In this third in an ever-improving series, the teenage Holmes plunges right away into an adventure that involves his brother Mycroft and a trip to Russia disguised as a member of a troupe of actors.
An introductory interlude featuring Sherlock and his mentor Amyus Crowe is mercifully short and leads logically (of course) into another Holmes-ian escapade. Returning home from the United States, Sherlock and Amyus travel to London for a luncheon only to find a knife-wielding and stunned Mycroft in a closed room (alone) with a corpse. Mycroft, shaken by the implications of this event, decides to involve Sherlock in his professional life—he's a spy master for the British government—as his companion on an upcoming Russian mission. Readers will appreciate the broad cast of characters and varied settings, as well as the mystery elements. Red herrings abound, and confusion reigns until Sherlock has one of his trademark eureka moments.
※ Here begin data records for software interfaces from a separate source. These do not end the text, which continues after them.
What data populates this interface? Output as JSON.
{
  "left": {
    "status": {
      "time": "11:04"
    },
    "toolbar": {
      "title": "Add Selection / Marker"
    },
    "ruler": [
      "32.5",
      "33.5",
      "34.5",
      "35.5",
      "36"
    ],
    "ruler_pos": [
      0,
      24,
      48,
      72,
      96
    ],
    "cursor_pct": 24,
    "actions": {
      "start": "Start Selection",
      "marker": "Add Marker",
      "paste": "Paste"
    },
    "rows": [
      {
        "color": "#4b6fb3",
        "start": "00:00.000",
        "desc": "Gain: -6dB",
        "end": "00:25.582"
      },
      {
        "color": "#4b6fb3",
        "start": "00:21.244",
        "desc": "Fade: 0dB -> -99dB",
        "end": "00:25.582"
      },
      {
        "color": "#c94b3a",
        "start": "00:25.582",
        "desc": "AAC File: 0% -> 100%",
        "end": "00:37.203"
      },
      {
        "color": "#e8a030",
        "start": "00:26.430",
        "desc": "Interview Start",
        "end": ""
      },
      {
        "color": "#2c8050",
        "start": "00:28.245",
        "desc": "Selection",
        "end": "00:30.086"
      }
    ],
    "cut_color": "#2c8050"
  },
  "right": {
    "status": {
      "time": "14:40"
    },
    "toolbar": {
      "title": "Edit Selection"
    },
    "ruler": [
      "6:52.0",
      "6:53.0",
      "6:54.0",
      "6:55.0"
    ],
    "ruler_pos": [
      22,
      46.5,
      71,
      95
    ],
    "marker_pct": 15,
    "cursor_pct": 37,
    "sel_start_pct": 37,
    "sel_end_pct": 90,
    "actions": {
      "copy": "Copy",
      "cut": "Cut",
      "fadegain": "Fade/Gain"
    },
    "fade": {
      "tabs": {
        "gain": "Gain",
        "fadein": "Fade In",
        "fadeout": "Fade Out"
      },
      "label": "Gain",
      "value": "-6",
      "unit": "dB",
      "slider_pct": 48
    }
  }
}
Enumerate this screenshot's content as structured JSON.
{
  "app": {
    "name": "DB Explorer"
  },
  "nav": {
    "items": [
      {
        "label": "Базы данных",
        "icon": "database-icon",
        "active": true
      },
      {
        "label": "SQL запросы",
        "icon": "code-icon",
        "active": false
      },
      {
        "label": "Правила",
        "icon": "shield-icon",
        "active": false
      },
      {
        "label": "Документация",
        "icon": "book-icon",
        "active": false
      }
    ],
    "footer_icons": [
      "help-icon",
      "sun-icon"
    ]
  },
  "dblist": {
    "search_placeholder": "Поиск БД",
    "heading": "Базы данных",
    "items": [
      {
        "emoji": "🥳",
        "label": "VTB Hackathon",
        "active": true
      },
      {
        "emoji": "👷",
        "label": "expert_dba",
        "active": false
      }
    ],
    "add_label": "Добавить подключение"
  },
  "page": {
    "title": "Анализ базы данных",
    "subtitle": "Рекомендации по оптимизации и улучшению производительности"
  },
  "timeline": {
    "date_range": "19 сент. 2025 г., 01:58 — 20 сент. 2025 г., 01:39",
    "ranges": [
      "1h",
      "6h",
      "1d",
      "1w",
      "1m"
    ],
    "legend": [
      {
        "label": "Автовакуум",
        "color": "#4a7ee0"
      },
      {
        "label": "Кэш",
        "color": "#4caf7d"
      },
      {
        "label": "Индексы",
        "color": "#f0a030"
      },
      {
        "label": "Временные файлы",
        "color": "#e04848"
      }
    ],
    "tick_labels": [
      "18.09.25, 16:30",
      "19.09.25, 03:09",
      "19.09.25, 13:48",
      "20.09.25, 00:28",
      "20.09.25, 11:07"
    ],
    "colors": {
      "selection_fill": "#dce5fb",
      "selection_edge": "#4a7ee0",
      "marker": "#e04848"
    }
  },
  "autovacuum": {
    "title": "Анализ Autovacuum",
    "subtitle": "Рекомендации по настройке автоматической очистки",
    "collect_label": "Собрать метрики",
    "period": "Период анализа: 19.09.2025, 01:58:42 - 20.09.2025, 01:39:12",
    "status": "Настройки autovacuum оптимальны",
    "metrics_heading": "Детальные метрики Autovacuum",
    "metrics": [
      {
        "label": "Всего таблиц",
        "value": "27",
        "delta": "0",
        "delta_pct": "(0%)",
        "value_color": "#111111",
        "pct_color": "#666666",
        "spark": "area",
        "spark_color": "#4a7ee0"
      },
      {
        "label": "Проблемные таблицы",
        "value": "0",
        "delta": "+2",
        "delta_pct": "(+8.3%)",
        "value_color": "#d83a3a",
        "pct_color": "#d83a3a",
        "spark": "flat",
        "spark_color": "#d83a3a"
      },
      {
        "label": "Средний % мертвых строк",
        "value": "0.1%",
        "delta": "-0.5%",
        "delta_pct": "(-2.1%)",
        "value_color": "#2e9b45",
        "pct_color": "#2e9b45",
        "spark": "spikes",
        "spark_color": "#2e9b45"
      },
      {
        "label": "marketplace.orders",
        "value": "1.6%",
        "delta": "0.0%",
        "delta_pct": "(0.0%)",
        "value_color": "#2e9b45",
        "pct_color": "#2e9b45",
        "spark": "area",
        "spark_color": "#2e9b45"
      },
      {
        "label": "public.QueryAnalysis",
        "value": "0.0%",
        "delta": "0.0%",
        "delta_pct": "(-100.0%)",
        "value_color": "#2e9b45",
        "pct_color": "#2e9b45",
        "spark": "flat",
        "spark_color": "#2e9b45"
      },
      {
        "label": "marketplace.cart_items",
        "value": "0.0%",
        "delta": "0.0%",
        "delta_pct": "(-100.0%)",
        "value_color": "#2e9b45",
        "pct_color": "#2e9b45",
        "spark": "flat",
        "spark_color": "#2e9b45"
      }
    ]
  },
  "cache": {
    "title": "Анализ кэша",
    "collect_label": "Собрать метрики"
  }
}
The ensuing spectacular chase through Moscow’s streets results in a breathless (and surprising) climax and satisfying resolution of most of the book’s mysteries.
Sherlock Holmes fans will enjoy the electrifying adventure and value the insights into the character traits that make the adult Holmes so fascinating. (Mystery/adventure. 13-17)